- INPUT RECORDS:
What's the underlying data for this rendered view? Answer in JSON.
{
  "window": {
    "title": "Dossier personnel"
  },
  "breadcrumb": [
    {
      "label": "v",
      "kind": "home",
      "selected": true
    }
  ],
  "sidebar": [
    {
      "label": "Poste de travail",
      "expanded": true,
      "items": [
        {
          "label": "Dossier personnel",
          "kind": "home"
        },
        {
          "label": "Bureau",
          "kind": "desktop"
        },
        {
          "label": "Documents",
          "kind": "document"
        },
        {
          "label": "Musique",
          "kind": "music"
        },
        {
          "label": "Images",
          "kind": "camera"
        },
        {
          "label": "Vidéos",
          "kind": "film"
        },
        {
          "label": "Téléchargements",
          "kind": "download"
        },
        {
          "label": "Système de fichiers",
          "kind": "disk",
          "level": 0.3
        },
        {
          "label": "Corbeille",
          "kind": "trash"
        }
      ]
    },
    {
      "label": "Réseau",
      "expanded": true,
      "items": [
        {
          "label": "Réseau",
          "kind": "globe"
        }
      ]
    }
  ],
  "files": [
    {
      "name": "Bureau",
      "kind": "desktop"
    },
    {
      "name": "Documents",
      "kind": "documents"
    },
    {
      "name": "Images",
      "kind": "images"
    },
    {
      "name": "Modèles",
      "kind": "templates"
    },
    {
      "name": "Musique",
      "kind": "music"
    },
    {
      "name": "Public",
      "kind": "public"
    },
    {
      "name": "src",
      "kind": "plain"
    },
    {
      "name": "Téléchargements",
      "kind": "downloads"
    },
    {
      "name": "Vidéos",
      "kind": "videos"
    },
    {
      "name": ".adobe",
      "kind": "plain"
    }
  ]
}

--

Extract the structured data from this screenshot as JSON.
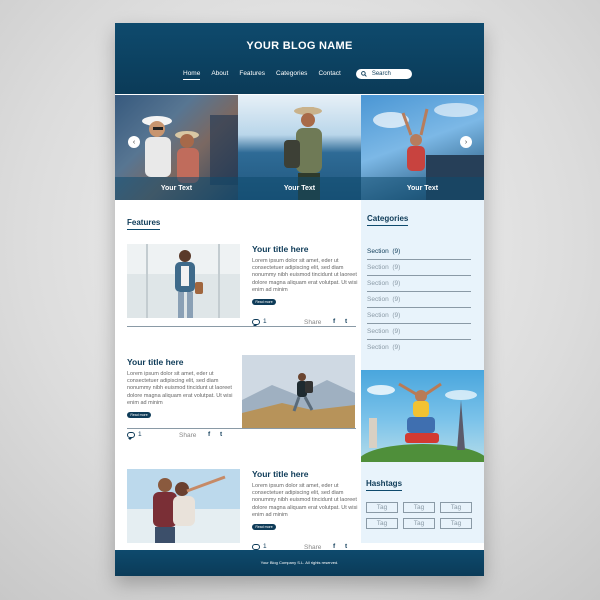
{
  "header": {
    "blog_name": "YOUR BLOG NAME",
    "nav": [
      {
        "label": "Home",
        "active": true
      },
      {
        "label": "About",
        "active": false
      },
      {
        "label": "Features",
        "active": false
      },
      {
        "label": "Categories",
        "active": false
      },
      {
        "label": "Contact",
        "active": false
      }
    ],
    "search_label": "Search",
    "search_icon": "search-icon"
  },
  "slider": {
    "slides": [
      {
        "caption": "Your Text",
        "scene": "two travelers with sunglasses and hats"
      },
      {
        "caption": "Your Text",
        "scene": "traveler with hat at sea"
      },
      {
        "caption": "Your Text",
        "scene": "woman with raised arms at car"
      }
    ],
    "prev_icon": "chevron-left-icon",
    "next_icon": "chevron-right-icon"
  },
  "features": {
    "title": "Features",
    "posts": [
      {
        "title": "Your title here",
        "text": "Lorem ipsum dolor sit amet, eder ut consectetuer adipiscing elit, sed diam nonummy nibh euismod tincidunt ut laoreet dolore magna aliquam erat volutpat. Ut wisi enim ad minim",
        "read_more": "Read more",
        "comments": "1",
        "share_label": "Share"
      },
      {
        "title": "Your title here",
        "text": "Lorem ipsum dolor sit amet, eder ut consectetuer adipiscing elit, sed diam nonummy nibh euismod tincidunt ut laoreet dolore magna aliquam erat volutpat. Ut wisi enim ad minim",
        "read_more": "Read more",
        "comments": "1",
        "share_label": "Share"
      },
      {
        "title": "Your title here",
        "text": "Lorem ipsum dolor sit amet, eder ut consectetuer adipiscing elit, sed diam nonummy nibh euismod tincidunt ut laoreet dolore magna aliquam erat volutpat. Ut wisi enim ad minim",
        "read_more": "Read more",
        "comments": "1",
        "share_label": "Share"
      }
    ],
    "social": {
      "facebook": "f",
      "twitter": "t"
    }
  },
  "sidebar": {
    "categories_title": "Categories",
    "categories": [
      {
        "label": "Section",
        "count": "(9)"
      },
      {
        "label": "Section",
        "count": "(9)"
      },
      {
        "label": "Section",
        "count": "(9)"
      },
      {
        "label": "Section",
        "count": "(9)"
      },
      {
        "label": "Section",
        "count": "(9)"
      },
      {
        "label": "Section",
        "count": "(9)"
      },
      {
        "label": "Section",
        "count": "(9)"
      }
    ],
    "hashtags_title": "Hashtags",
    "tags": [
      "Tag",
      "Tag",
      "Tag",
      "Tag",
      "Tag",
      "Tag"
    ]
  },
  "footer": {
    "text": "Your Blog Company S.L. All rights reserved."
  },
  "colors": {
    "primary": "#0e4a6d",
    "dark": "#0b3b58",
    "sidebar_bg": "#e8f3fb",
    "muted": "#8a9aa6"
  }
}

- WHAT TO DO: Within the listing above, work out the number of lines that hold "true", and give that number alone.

- EXERCISE ANSWER: 4